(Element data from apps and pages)
▼
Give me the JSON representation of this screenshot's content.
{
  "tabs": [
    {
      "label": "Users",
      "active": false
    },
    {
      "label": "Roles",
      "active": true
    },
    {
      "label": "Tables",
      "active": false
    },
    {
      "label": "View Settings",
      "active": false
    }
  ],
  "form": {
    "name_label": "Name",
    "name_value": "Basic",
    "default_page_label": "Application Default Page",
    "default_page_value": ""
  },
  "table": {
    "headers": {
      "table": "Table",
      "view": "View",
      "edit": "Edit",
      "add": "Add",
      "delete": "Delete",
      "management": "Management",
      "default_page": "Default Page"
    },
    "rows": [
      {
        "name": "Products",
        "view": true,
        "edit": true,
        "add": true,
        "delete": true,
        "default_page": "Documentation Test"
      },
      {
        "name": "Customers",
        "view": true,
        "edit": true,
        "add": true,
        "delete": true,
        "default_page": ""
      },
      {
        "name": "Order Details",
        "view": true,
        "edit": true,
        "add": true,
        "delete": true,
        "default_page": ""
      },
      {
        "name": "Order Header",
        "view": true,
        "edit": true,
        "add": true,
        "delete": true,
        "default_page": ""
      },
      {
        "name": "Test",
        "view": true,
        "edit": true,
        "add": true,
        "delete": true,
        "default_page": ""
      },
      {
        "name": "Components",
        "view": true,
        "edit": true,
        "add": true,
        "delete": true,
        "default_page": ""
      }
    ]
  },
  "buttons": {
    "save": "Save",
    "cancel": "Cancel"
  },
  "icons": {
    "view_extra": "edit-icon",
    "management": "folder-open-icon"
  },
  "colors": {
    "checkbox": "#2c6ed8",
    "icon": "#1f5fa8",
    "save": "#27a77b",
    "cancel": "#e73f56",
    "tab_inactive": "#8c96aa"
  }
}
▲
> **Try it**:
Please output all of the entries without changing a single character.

> **Problem solution**:
Give me the JSON representation of this screenshot's content.
{
  "tabs": [
    {
      "label": "Users",
      "active": false
    },
    {
      "label": "Roles",
      "active": true
    },
    {
      "label": "Tables",
      "active": false
    },
    {
      "label": "View Settings",
      "active": false
    }
  ],
  "form": {
    "name_label": "Name",
    "name_value": "Basic",
    "default_page_label": "Application Default Page",
    "default_page_value": ""
  },
  "table": {
    "headers": {
      "table": "Table",
      "view": "View",
      "edit": "Edit",
      "add": "Add",
      "delete": "Delete",
      "management": "Management",
      "default_page": "Default Page"
    },
    "rows": [
      {
        "name": "Products",
        "view": true,
        "edit": true,
        "add": true,
        "delete": true,
        "default_page": "Documentation Test"
      },
      {
        "name": "Customers",
        "view": true,
        "edit": true,
        "add": true,
        "delete": true,
        "default_page": ""
      },
      {
        "name": "Order Details",
        "view": true,
        "edit": true,
        "add": true,
        "delete": true,
        "default_page": ""
      },
      {
        "name": "Order Header",
        "view": true,
        "edit": true,
        "add": true,
        "delete": true,
        "default_page": ""
      },
      {
        "name": "Test",
        "view": true,
        "edit": true,
        "add": true,
        "delete": true,
        "default_page": ""
      },
      {
        "name": "Components",
        "view": true,
        "edit": true,
        "add": true,
        "delete": true,
        "default_page": ""
      }
    ]
  },
  "buttons": {
    "save": "Save",
    "cancel": "Cancel"
  },
  "icons": {
    "view_extra": "edit-icon",
    "management": "folder-open-icon"
  },
  "colors": {
    "checkbox": "#2c6ed8",
    "icon": "#1f5fa8",
    "save": "#27a77b",
    "cancel": "#e73f56",
    "tab_inactive": "#8c96aa"
  }
}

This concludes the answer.